I have read the entire uglies series previous to finding this list, and I remember liking it but couldnt remember exact plot details. I was really getting into uglies and when I flipped to the last page found myself wishing the story would continue because I wanted to know what happens next. I will have to decide whether I have time now or will wait until after August to finish the remainder of the series.

Uglies follows a girl named Tally Youngblood. She lives in a dystopian future (this seems to be a common trend in the top 100) where at the age of 16 everyone undergoes a surgery in order to become pretty. Until then being normal is considered ugly and people count down the days to their 16 birthday so they can become beautiful like everyone else. Tally has a late birthday and its the summer right before she turns 16 when we are introduced to the story. She is rather bored and trying to find some entertainment when she meets Shay. Shay happens to have the same birthday as Tally and they are both excited that they will have a companion until the surgery date.

As they get closer and closer to their birthdays Shay starts to have doubts.
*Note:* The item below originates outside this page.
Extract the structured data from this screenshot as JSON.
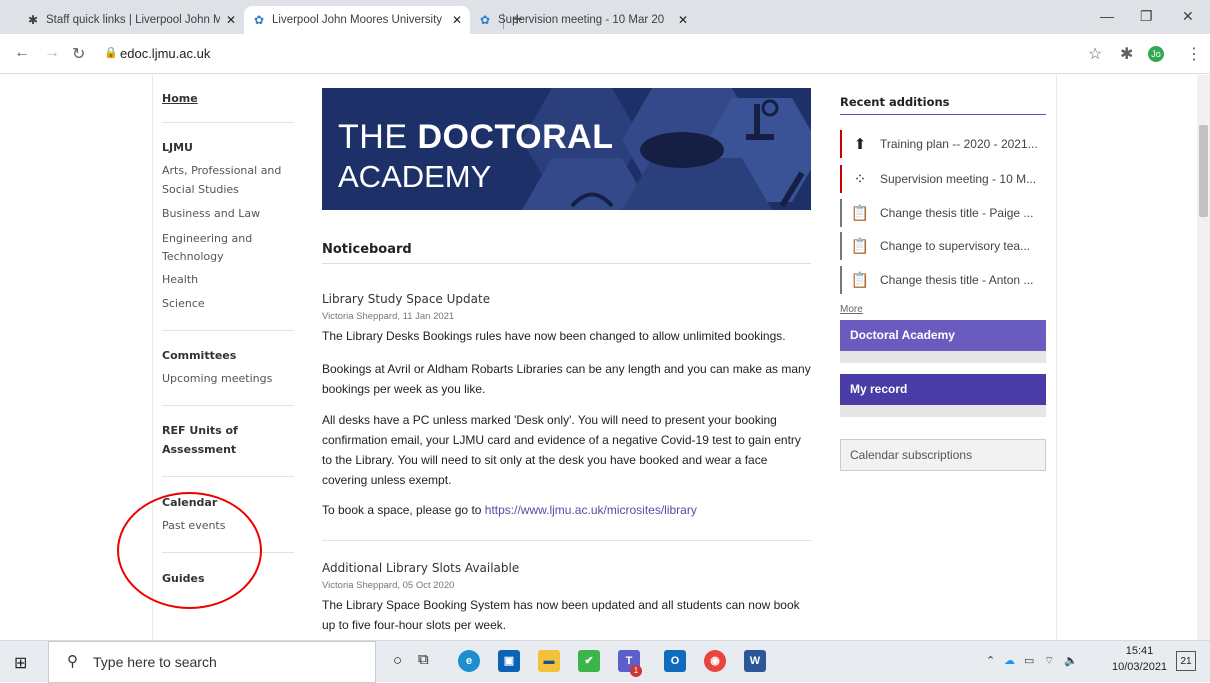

The girls are looking to adventure when Shay tells Tally that she wants to show her somewhere, out of the city. They travel to the ruins and once there Shay lets it be known that she doesnt want to have the surgery, that she wants to lose the idea of conventional beauty and just be herself. She has plans to run away with a man named David, to a town called The Smokes. She wants Tally to go with her.

After Tally refuses, Shay goes without her and Tally assumes that she will turn pretty as planned. That is, until her birthday when she is taken to the authorities who give her a drastic choice. Follow Shay to The Smokes and turn her in, or never turn pretty and live as an ugly for the rest of her life. Tally now has to make a decision that will change the rest of her life.

So as I said above, its difficult to completely rate a book when I know that there is still more to the story that needs to be read. Trying to ignore that fact and pretending that this is a singular story its very well done. I enjoy the characters, and the advancement of the storyline doesnt feel too slow or too rushed. 

I like the idea of a future where everyone looks exactly the same and while I get that its clearly a bad thing in this book I remember the first time I read it (I must have been 14 or 15) thinking that I wouldnt mind a society where people all looked the same so we weren't judged on our beauty but instead our mind. While i'm not sure the answer would be to make everyone unbelievably flawless at age 16 and make everyone younger than that believe that they are ugly and worthless, the idea could be cool with some work. Obviously there is much more to the book than changing looks and reading on you find out that becoming a pretty is much more dangerous than just getting plastic surgery, but the idea of it is very cool. Just seems that the government took it a step too far.

“But you weren't born expecting that kind of beauty in everyone, all the time. You just got programmed into thinking anything else is ugly.”